In fact, the Ball Canning Company was gracious enough to let us share some of their recipes that we love so much- find them in the Recipes Page.
sunshine in a jar
So in celebration of the day, here are a few things I’d share with new, and seasoned, canners:
1. It’s easy, really; and once you get the hang of it, it’s a lot of fun.
2. Home-canned food, like homegrown, tastes way better.
3. There is a small initial investment- but you can also find used equipment for sale and save some cash. Eventually it will pay for itself.
4. Look at what you are buying to determine what you should can- we eat a lot of soup, for example, maybe you prefer pasta with marinara sauce.
freezing berries now for jam later
5. If you grow your own food and/or buy from the farm market, know that much of what is in season can be frozen until you have the time to can. As I harvest berries, peppers, onions, and tomatoes I freeze them. Then on a cool fall day when I’m no longer in the garden, I make jam, salsa, soup, etc.
Also to celebrate the day, and to help those new to canning, we made a How-To Video- check it out, let us know what you think!
Have you tried canning yet?
If no, I hope this post helps.
If yes, what do you like the most about it?
Free label templates and more on National Can-it-Forward Day
Categories: How to Store, pressure canning, water bath/steam canning
15 August 2010, by gj
So I’ve admitted I’m a gardening maniac and, like any obsession, there is always a price to pay.
I’m not quite sure how I ended up planting 600 onions (I must have been on a planting euphoria that prevented memory retention) but that is what happened.
And it was a very good year.
I’ve already written a bit on what to do with onions, and have a few jars of dehydrated and a few bags frozen.
But it was time to bring in the rest of the crop, and time to deal with it.
Until this year I didn’t know you could can onions (it must have been on a Need-To-Know basis, and I didn’t need)…I always just froze, dried and kept fresh in the fridge.
This year, there’s just not enough room.
So I looked in my handy Ball Book of Home Preserving (25th. anniversary edition by the way… just saying) and found two nifty recipes.
Yes, I did just intentionally use the word ‘nifty’.
onions in Ball brand canning jars
pressure canner and steam canner
Honeyed Red Onions and Vinegared Red Onions.

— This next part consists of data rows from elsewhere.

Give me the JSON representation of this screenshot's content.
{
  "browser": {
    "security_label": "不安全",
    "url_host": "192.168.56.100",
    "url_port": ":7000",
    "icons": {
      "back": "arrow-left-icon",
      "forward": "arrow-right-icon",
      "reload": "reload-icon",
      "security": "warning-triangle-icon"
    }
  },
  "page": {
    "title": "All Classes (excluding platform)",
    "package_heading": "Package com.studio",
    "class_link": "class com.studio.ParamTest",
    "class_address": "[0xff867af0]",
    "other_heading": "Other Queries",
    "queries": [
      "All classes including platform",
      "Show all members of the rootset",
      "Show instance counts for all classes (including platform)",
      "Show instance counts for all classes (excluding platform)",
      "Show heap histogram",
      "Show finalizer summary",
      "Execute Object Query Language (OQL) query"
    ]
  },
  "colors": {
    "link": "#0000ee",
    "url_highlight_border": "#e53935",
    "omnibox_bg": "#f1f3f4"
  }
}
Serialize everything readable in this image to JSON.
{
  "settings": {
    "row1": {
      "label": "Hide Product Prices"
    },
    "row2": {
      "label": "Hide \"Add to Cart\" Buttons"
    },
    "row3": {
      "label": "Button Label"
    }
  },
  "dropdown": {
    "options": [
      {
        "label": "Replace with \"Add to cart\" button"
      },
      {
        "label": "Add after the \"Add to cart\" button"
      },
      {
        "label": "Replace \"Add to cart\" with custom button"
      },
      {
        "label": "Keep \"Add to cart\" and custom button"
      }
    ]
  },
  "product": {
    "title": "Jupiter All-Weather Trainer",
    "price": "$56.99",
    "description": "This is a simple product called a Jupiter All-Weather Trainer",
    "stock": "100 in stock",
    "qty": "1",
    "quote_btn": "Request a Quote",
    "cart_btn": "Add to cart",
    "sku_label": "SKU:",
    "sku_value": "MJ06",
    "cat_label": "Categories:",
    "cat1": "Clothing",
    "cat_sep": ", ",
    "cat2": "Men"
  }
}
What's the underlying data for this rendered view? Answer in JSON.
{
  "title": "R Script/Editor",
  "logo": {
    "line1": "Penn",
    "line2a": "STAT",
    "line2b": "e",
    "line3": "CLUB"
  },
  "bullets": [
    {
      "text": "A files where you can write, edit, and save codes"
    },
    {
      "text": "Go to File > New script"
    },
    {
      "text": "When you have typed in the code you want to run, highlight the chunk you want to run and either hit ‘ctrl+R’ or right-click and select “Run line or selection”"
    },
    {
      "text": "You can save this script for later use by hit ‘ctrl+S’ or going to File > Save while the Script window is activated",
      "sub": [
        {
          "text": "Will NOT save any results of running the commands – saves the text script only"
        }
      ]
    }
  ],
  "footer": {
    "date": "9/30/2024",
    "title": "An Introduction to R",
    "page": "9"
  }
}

One Pressure Canned, the other Steam/Water Bath Canned.
I did mix white and red, I couldn’t help myself.
honeyed onions and vinegared onions
Canned Onions-kewl. (Yes, this must be lame expression time…I’ve been spending too much time with Mandolin).
I have contacted the Ball Home Preserving Company asking them if I could share these recipes with you.
I am still awaiting permission. In the meantime, get one of their books. You’ll be glad you did. They are full of kewl and nifty recipes.
So this is how I spent most of today…
the onion aftermath
onions in the fridge
more on onions
Our Recipe Box
Did I mention I still have Leeks in the garden?
Categories: How to Store, pressure canning, Recipes, water bath/steam canning